● WHAT YOU SHOULD DO
When a line of the entries contains the word "title", report that line.

● Data about app and page elements
= = =

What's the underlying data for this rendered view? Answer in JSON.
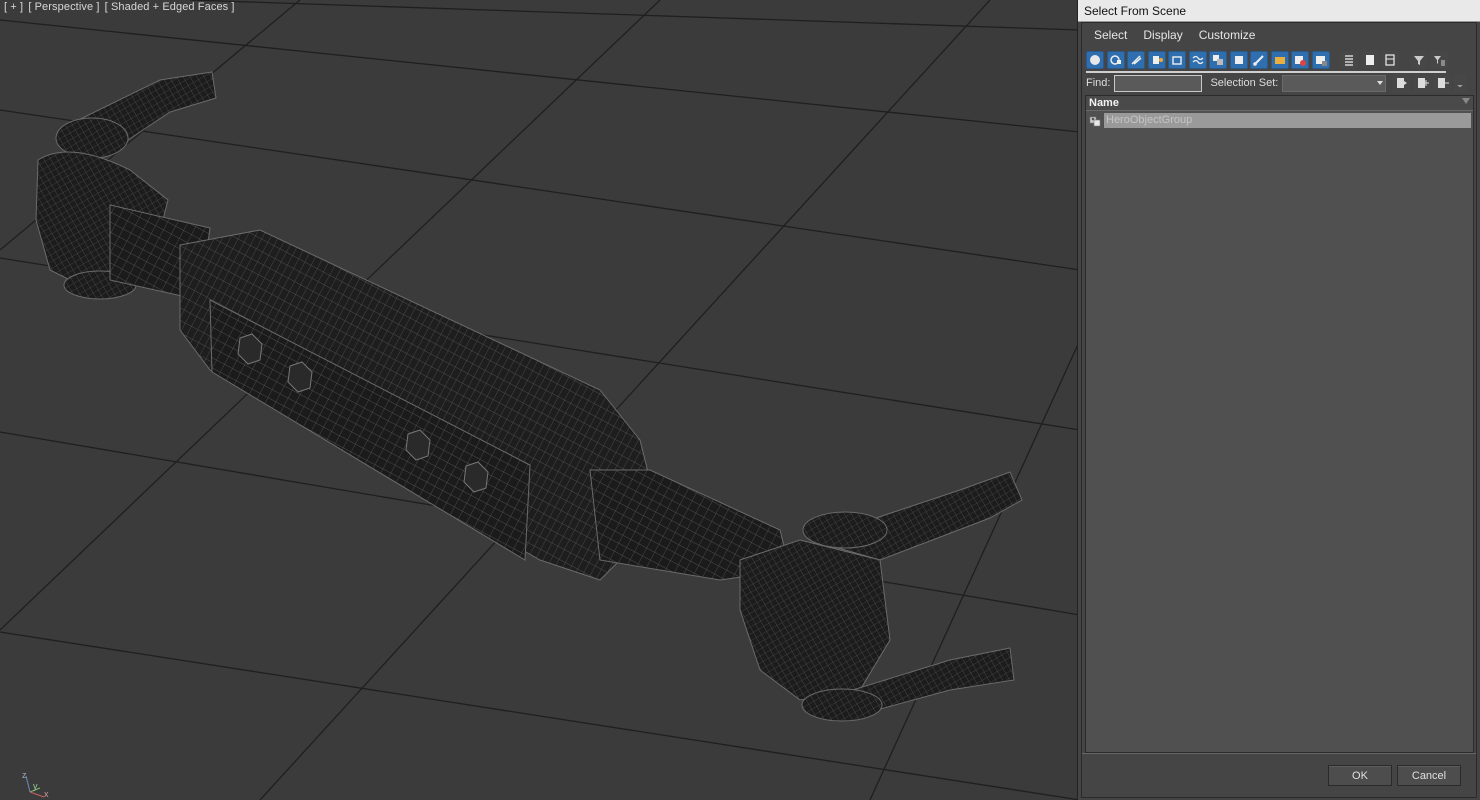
{
  "viewport": {
    "labels": [
      "[ + ]",
      "[ Perspective ]",
      "[ Shaded + Edged Faces ]"
    ],
    "gizmo_axes": [
      "z",
      "y",
      "x"
    ]
  },
  "dialog": {
    "title": "Select From Scene",
    "menu": [
      "Select",
      "Display",
      "Customize"
    ],
    "toolbar_icons": [
      "display-geometry-icon",
      "display-shapes-icon",
      "display-lights-icon",
      "display-cameras-icon",
      "display-helpers-icon",
      "display-spacewarps-icon",
      "display-groups-icon",
      "display-xrefs-icon",
      "display-bones-icon",
      "display-containers-icon",
      "display-frozen-icon",
      "display-hidden-icon",
      "list-view-icon",
      "none-view-icon",
      "all-view-icon",
      "filter-icon",
      "filter-options-icon"
    ],
    "find_label": "Find:",
    "find_value": "",
    "selection_set_label": "Selection Set:",
    "selection_set_value": "",
    "column_header": "Name",
    "rows": [
      {
        "name": "HeroObjectGroup",
        "icon": "group-icon"
      }
    ],
    "ok_label": "OK",
    "cancel_label": "Cancel"
  },
  "colors": {
    "viewport_bg": "#3b3b3b",
    "grid": "#1e1e1e",
    "selection": "#9a9a9a",
    "toolbar_active": "#2f6fb0"
  }
}
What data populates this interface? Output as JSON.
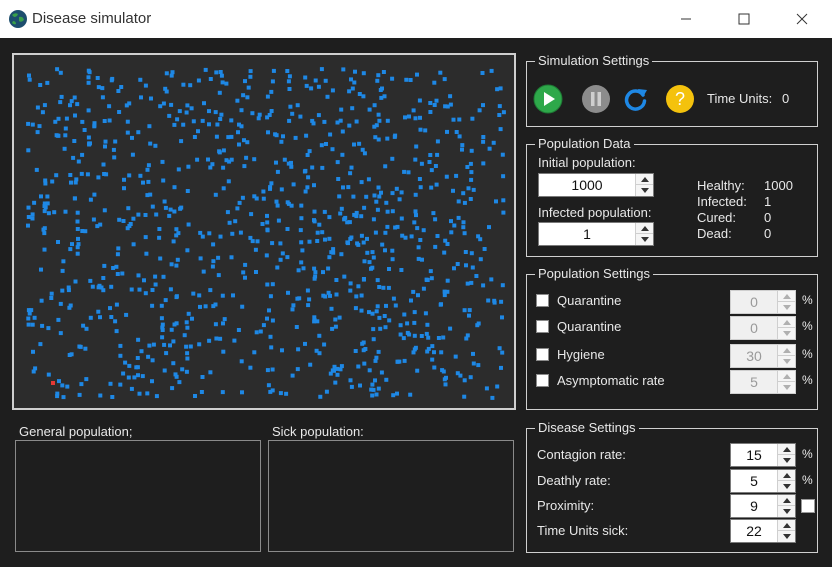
{
  "window": {
    "title": "Disease simulator"
  },
  "simulation": {
    "background_color": "#2c2c2c",
    "healthy_color": "#1e88e5",
    "infected_color": "#e53935",
    "healthy_shown": 1000,
    "infected_shown": 1
  },
  "lists": {
    "general_label": "General population;",
    "sick_label": "Sick population:"
  },
  "simulation_settings": {
    "title": "Simulation Settings",
    "play_icon": "play-icon",
    "pause_icon": "pause-icon",
    "reset_icon": "refresh-icon",
    "help_icon": "help-icon",
    "help_glyph": "?",
    "time_units_label": "Time Units:",
    "time_units_value": "0"
  },
  "population_data": {
    "title": "Population Data",
    "initial_label": "Initial population:",
    "initial_value": "1000",
    "infected_label": "Infected population:",
    "infected_value": "1",
    "stats": [
      {
        "label": "Healthy:",
        "value": "1000"
      },
      {
        "label": "Infected:",
        "value": "1"
      },
      {
        "label": "Cured:",
        "value": "0"
      },
      {
        "label": "Dead:",
        "value": "0"
      }
    ]
  },
  "population_settings": {
    "title": "Population Settings",
    "rows": [
      {
        "label": "Quarantine",
        "value": "0",
        "unit": "%",
        "checked": false
      },
      {
        "label": "Quarantine",
        "value": "0",
        "unit": "%",
        "checked": false
      },
      {
        "label": "Hygiene",
        "value": "30",
        "unit": "%",
        "checked": false
      },
      {
        "label": "Asymptomatic rate",
        "value": "5",
        "unit": "%",
        "checked": false
      }
    ]
  },
  "disease_settings": {
    "title": "Disease Settings",
    "rows": [
      {
        "label": "Contagion rate:",
        "value": "15",
        "unit": "%"
      },
      {
        "label": "Deathly rate:",
        "value": "5",
        "unit": "%"
      },
      {
        "label": "Proximity:",
        "value": "9",
        "unit": ""
      },
      {
        "label": "Time Units sick:",
        "value": "22",
        "unit": ""
      }
    ]
  }
}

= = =

● EXPECTED OUTPUT
    "title": "Select From Scene",
    "title": "Disease simulator"
    "title": "Simulation Settings",
    "title": "Population Data",
    "title": "Population Settings",
    "title": "Disease Settings",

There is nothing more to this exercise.